There you go! It's been nearly a year since the last post and the intervening period has marked the end of the freelance role and launches a new chapter in which I'm constantly thinking of ways to repurpose this blog.  I've been here before of course with my old improvingwithage blogspot but this time the intention is to carry on with a new (middle) focus on things that catch the senior eye - old dog, new tricks comes to mind or maybe that old Yiddish expression - Too soon old, too late smart!

Retirement has been gentle so far and has offered plenty of scope for reflection. Maybe some of that thinking and new/old insights will find their way into this blog, who knows? The past year has been a time of letting some things go, holding on to others and finding new things to seize upon.

A friend once remarked that retirement is so good that he wished he'd done it when he left school!  Don't know about that but I can honestly say that I'm enjoying this time as the last year has seen visits abroad, cuisines sampled, dozens of books read, films viewed and new music heard.

Turn back time?
No thanks!
Growing up we learned that one door never closes but another opens. My dad, who worked for a while in a watchmakers, once remarked in the face of a major political upheaval that "there are some clocks that cannot be put back!" - referring to the fact that the mechanism of some old clocks had to be adjusted in a clockwise direction, letting them chime out each hour.  Patience, Time was needed for the recalibration.  Taking the quick and easy approach of turning the mechanism anti-clockwise risked upsetting the delicate balance of the timepiece.

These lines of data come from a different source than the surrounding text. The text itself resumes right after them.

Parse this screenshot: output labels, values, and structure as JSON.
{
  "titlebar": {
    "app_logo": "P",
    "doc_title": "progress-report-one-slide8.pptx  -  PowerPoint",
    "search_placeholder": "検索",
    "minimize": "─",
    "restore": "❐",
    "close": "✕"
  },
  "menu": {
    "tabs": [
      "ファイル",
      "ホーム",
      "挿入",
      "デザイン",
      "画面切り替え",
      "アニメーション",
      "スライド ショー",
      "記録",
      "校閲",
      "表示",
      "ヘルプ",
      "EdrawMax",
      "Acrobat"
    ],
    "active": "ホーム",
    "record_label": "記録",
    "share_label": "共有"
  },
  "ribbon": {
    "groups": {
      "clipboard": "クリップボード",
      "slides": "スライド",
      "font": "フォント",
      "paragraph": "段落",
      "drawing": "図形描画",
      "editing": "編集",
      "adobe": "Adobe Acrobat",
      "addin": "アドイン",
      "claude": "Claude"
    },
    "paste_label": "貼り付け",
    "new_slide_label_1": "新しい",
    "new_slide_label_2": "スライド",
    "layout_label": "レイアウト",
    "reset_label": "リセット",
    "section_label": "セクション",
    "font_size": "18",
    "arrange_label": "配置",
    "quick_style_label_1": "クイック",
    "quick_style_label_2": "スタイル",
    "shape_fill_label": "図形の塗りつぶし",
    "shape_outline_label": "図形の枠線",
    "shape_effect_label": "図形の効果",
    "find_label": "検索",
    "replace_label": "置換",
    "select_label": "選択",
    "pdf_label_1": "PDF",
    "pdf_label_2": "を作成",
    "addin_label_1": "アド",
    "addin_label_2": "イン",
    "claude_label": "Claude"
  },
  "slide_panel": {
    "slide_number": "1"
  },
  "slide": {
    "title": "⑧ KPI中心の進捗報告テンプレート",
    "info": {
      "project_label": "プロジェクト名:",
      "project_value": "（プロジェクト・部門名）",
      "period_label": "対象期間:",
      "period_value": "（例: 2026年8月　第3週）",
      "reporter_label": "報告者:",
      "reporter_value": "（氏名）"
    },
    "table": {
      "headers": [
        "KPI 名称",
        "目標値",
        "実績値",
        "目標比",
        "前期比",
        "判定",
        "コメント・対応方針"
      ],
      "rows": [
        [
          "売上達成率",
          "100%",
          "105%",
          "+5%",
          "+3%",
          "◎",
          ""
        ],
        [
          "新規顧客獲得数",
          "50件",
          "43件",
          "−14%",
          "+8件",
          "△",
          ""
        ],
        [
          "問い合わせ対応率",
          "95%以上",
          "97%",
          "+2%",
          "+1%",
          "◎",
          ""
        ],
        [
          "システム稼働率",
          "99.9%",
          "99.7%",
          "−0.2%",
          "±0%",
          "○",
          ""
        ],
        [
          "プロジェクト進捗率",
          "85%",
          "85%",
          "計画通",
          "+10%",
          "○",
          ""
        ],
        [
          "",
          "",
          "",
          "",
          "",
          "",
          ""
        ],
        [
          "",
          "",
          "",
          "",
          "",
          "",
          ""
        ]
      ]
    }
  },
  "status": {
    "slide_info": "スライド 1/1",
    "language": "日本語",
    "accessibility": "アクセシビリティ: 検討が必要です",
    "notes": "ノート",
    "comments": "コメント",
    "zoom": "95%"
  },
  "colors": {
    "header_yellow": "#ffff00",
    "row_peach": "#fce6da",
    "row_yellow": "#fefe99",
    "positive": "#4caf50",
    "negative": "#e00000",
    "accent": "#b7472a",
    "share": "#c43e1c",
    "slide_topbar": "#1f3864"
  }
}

Retirement is rather like that. There's comfort in slowing down from a busy career but also excitement - experiencing new things, places and people; savouring refreshment. But always moving forward - Clockwise.

So the posts here will continue but with different chimes, different focal points; reflecting new directions or giving vent to new insights on old interests.

We'll see where it goes.  One thing's certain: Time may pass but friendship remains.